Arbitrary and Ironic
The Natural Resources Defense Council (NRDC) sued the FDA on behalf of the petitioners early last year, first to force the agency to respond to the
petitions and then, when the agency denied both, to require the FDA to reconsider the petitions on their scientific merits, not whether the agency believes
it has enough time to do the right thing.
In court, the agency seemed to contest almost every point except the science. More than anything, the FDA reiterated the arguments it made when it denied
the petitions: withdrawing approvals takes too much time and it hopes industry will voluntarily withdraw the approvals anyway. The agency never disputed
what is well known: many current uses of antibiotics in food animal production pose a major public health threat.
The Court was not persuaded by these arguments. In a sharply worded opinion, the judge noted that although the petitions, accompanied by more than 3,000
pages of research and other documentation, contain "numerous scientific studies of the risks of antibiotic resistance from the use of antibiotics in
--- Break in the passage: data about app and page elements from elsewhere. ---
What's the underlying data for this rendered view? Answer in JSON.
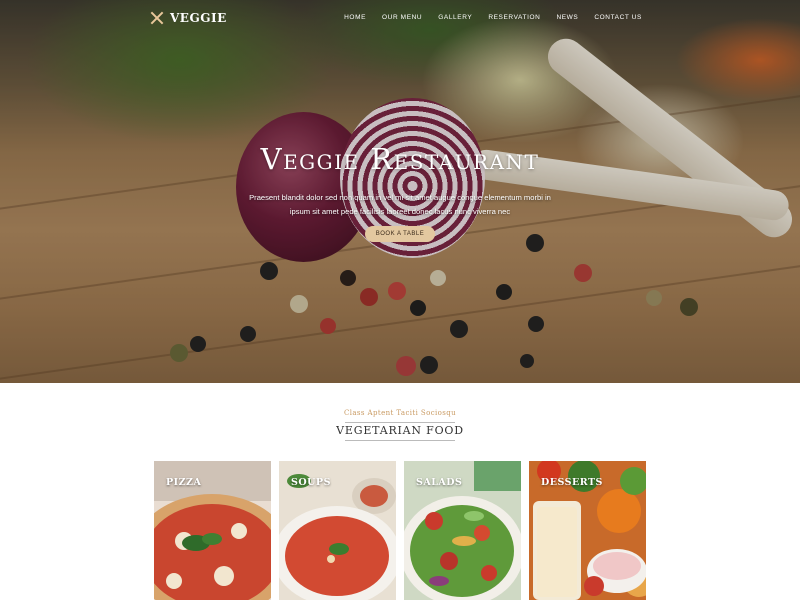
{
  "brand": {
    "name": "VEGGIE",
    "icon": "crossed-utensils-icon"
  },
  "nav": {
    "items": [
      "HOME",
      "OUR MENU",
      "GALLERY",
      "RESERVATION",
      "NEWS",
      "CONTACT US"
    ]
  },
  "hero": {
    "title": "Veggie Restaurant",
    "subtitle": "Praesent blandit dolor sed non quam in vel mi sit amet augue congue elementum morbi in ipsum sit amet pede facilisis laoreet donec lacus nunc viverra nec",
    "button": "BOOK A TABLE"
  },
  "section": {
    "kicker": "Class Aptent Taciti Sociosqu",
    "title": "VEGETARIAN FOOD"
  },
  "cards": [
    {
      "label": "PIZZA"
    },
    {
      "label": "SOUPS"
    },
    {
      "label": "SALADS"
    },
    {
      "label": "DESSERTS"
    }
  ],
  "colors": {
    "accent": "#e3c8a0",
    "kicker": "#c99a62",
    "text": "#333333"
  }
}
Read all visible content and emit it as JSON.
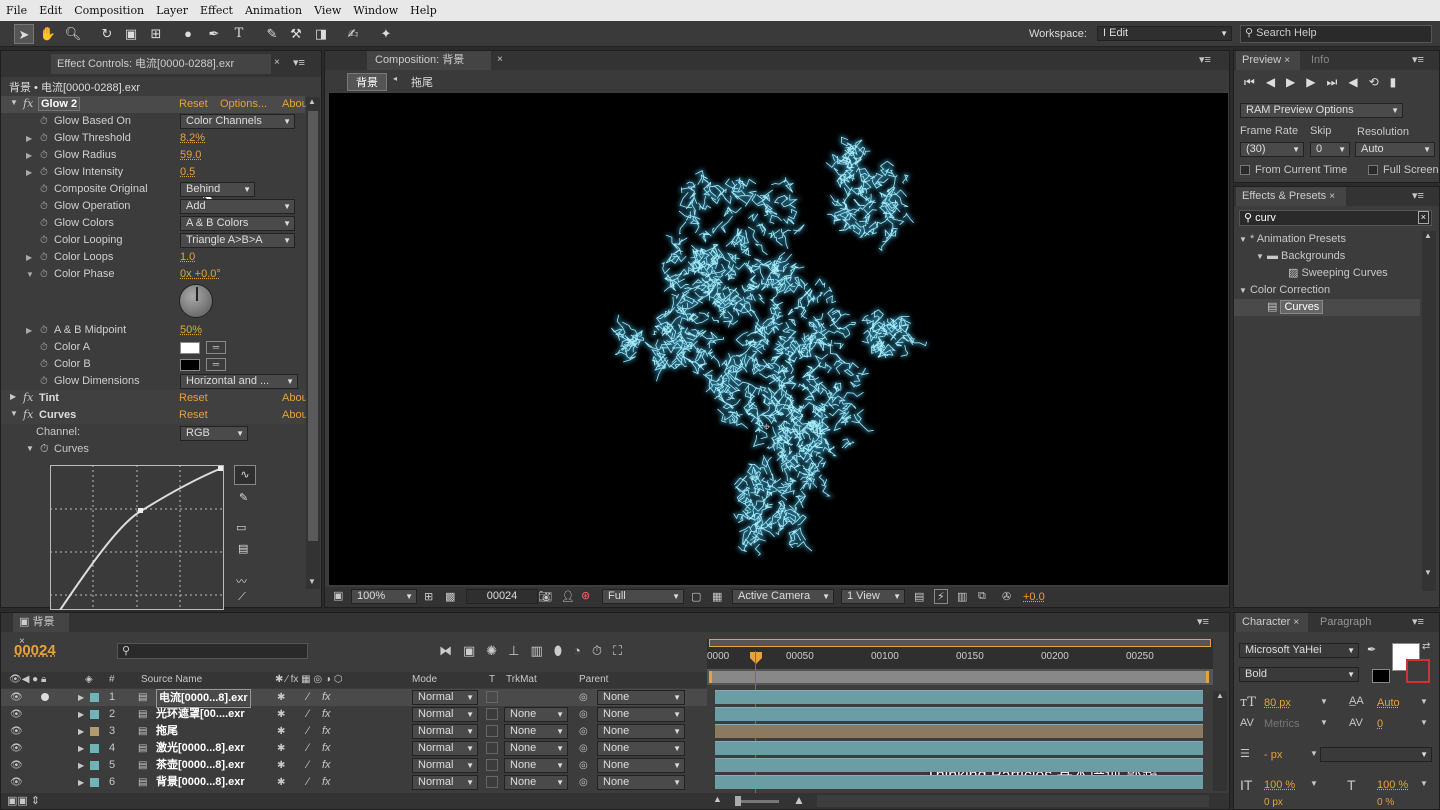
{
  "menu": [
    "File",
    "Edit",
    "Composition",
    "Layer",
    "Effect",
    "Animation",
    "View",
    "Window",
    "Help"
  ],
  "workspace": {
    "label": "Workspace:",
    "value": "I Edit"
  },
  "search_help": "Search Help",
  "effect_controls": {
    "tab": "Effect Controls: 电流[0000-0288].exr",
    "breadcrumb": "背景 • 电流[0000-0288].exr",
    "glow": {
      "name": "Glow 2",
      "reset": "Reset",
      "options": "Options...",
      "about": "Abou"
    },
    "props": [
      {
        "name": "Glow Based On",
        "dd": "Color Channels"
      },
      {
        "name": "Glow Threshold",
        "val": "8.2%"
      },
      {
        "name": "Glow Radius",
        "val": "59.0"
      },
      {
        "name": "Glow Intensity",
        "val": "0.5"
      },
      {
        "name": "Composite Original",
        "dd": "Behind"
      },
      {
        "name": "Glow Operation",
        "dd": "Add"
      },
      {
        "name": "Glow Colors",
        "dd": "A & B Colors"
      },
      {
        "name": "Color Looping",
        "dd": "Triangle A>B>A"
      },
      {
        "name": "Color Loops",
        "val": "1.0"
      },
      {
        "name": "Color Phase",
        "val": "0x +0.0°"
      }
    ],
    "props2": [
      {
        "name": "A & B Midpoint",
        "val": "50%"
      },
      {
        "name": "Color A"
      },
      {
        "name": "Color B"
      },
      {
        "name": "Glow Dimensions",
        "dd": "Horizontal and ..."
      }
    ],
    "tint": {
      "name": "Tint",
      "reset": "Reset",
      "about": "Abou"
    },
    "curves": {
      "name": "Curves",
      "reset": "Reset",
      "about": "Abou",
      "channel_label": "Channel:",
      "channel": "RGB",
      "curves_label": "Curves"
    }
  },
  "composition": {
    "tab": "Composition: 背景",
    "crumb1": "背景",
    "crumb2": "拖尾",
    "zoom": "100%",
    "timecode": "00024",
    "resolution": "Full",
    "camera": "Active Camera",
    "views": "1 View",
    "exposure": "+0.0"
  },
  "preview": {
    "tab": "Preview",
    "info_tab": "Info",
    "ram": "RAM Preview Options",
    "frame_rate_label": "Frame Rate",
    "skip_label": "Skip",
    "resolution_label": "Resolution",
    "frame_rate": "(30)",
    "skip": "0",
    "resolution": "Auto",
    "from_current": "From Current Time",
    "full_screen": "Full Screen"
  },
  "effects_presets": {
    "tab": "Effects & Presets",
    "search": "curv",
    "tree": [
      "* Animation Presets",
      "Backgrounds",
      "Sweeping Curves",
      "Color Correction",
      "Curves"
    ]
  },
  "timeline": {
    "tab": "背景",
    "timecode": "00024",
    "cols": {
      "source": "Source Name",
      "mode": "Mode",
      "t": "T",
      "trkmat": "TrkMat",
      "parent": "Parent"
    },
    "ruler": [
      "0000",
      "00050",
      "00100",
      "00150",
      "00200",
      "00250"
    ],
    "layers": [
      {
        "num": "1",
        "name": "电流[0000...8].exr",
        "mode": "Normal",
        "trk": "",
        "parent": "None",
        "color": "#6fb5b8"
      },
      {
        "num": "2",
        "name": "光环遮罩[00....exr",
        "mode": "Normal",
        "trk": "None",
        "parent": "None",
        "color": "#6fb5b8"
      },
      {
        "num": "3",
        "name": "拖尾",
        "mode": "Normal",
        "trk": "None",
        "parent": "None",
        "color": "#b59a6f"
      },
      {
        "num": "4",
        "name": "激光[0000...8].exr",
        "mode": "Normal",
        "trk": "None",
        "parent": "None",
        "color": "#6fb5b8"
      },
      {
        "num": "5",
        "name": "茶壶[0000...8].exr",
        "mode": "Normal",
        "trk": "None",
        "parent": "None",
        "color": "#6fb5b8"
      },
      {
        "num": "6",
        "name": "背景[0000...8].exr",
        "mode": "Normal",
        "trk": "None",
        "parent": "None",
        "color": "#6fb5b8"
      }
    ]
  },
  "character": {
    "tab": "Character",
    "para_tab": "Paragraph",
    "font": "Microsoft YaHei",
    "style": "Bold",
    "size": "80 px",
    "leading": "Auto",
    "kern": "Metrics",
    "track": "0",
    "stroke": "- px",
    "vscale": "100 %",
    "hscale": "100 %",
    "baseline": "0 px",
    "tsume": "0 %"
  },
  "watermark": "Thinking Particles 基本培训-郭超"
}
food-producing animals, the Agency did not address or even mention the scientific evidence in its responses." The FDA had failed to meet the requirements
of federal law, under which a "decision whether to initiate formal withdrawal proceedings must be based on an evaluation of the scientific evidence of a
The judge seemed impatient with FDA's arguments that withdrawing approvals "would take many years," calling this argument "ironic and arbitrary" as the
agency had essentially ignored the two petitions for 12 and seven years, respectively. "Had the Agency addressed the Petitions in a timely fashion," he
wrote, "withdrawal proceedings could have been commenced and completed by now."
Furthermore, the FDA's reliance on a voluntary program undercut its claim that the withdrawal process would be too time-consuming for the agency to
undertake. "[If] any credence is to be given to the Agency's position that the drug industry intends to comply with the voluntary program, then it is
unclear why the industry would contest formal withdrawal notices or require time consuming hearings."
The judge ordered the agency to reconsider both petitions, this time on their merits. Importantly, the Court did not order the FDA to reach a certain
conclusion, only to base whatever decision it makes on the available scientific evidence. Both petitions make strong cases that using antibiotics for
growth promotion and disease prevention does not meet the standard for safety set by law. If the FDA agrees--and one wonders how the agency cannot--the law
requires it to withdraw approvals for such uses.
Last week the agency gave notice it would appeal the March ruling on penicillins and tetracyclines, and it will almost certainly do the same with the
latest decision. If the NRDC and the petitioners win on appeal, the FDA may still find ways to deny the petitions yet again, although this will be hard to
do if the agency takes a careful look at the science. Despite the challenges that lie ahead, however, the court decision this week was welcome news. The
ruling puts the focus back on science--where it should have been all along.